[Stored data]

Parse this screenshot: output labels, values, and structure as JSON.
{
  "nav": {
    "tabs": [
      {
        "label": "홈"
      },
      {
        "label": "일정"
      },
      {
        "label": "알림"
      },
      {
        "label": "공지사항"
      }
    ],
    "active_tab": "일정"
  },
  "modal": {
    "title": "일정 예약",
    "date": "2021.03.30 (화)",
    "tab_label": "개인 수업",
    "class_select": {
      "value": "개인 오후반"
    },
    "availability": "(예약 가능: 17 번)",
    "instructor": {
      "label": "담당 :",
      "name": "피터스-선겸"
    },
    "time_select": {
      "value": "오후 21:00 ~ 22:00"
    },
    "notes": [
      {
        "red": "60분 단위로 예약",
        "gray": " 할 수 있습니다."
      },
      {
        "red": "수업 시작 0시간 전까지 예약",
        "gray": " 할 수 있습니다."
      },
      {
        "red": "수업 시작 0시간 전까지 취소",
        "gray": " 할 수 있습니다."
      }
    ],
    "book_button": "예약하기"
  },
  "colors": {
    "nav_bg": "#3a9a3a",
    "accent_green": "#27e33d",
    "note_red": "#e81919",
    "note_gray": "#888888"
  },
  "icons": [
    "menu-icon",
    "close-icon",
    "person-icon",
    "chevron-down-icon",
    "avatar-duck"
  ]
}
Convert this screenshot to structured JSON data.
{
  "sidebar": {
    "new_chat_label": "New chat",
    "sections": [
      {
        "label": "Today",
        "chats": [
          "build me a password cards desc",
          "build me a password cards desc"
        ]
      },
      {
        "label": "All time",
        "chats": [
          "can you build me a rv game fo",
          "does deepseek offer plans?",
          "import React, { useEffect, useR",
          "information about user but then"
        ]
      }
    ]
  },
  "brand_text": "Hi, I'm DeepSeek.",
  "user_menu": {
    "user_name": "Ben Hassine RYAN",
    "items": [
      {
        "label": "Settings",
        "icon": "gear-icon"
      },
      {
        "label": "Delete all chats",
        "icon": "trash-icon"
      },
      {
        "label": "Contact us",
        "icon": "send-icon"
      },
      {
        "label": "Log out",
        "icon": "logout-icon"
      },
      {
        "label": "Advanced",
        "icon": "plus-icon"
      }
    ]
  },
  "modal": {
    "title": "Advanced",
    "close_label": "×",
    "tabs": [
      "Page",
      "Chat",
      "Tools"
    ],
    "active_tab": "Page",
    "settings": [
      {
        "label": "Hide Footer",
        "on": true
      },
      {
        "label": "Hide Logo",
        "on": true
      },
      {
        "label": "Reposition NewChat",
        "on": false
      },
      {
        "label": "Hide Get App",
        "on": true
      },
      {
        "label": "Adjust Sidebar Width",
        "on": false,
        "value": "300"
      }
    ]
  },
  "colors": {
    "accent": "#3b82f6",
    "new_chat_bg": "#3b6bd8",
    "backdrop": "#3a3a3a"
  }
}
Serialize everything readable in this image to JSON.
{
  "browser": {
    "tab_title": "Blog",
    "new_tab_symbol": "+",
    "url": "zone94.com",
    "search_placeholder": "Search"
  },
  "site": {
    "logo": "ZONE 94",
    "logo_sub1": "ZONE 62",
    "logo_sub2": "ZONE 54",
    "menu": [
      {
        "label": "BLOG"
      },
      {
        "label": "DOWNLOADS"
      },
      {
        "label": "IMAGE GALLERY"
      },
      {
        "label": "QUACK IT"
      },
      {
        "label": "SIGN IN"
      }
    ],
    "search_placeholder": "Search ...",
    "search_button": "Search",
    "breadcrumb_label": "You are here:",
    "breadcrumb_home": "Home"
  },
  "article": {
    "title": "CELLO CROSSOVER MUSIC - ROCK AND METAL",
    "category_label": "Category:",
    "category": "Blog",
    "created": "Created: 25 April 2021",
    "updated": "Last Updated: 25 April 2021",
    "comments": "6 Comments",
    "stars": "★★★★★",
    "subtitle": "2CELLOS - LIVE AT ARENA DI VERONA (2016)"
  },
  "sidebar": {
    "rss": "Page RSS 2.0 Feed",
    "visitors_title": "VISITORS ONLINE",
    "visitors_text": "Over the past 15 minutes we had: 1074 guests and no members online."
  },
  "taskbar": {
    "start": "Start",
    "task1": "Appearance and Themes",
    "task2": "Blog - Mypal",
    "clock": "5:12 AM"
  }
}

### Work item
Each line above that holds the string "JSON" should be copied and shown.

### Task solution
Parse this screenshot: output labels, values, and structure as JSON.
Convert this screenshot to structured JSON data.
Serialize everything readable in this image to JSON.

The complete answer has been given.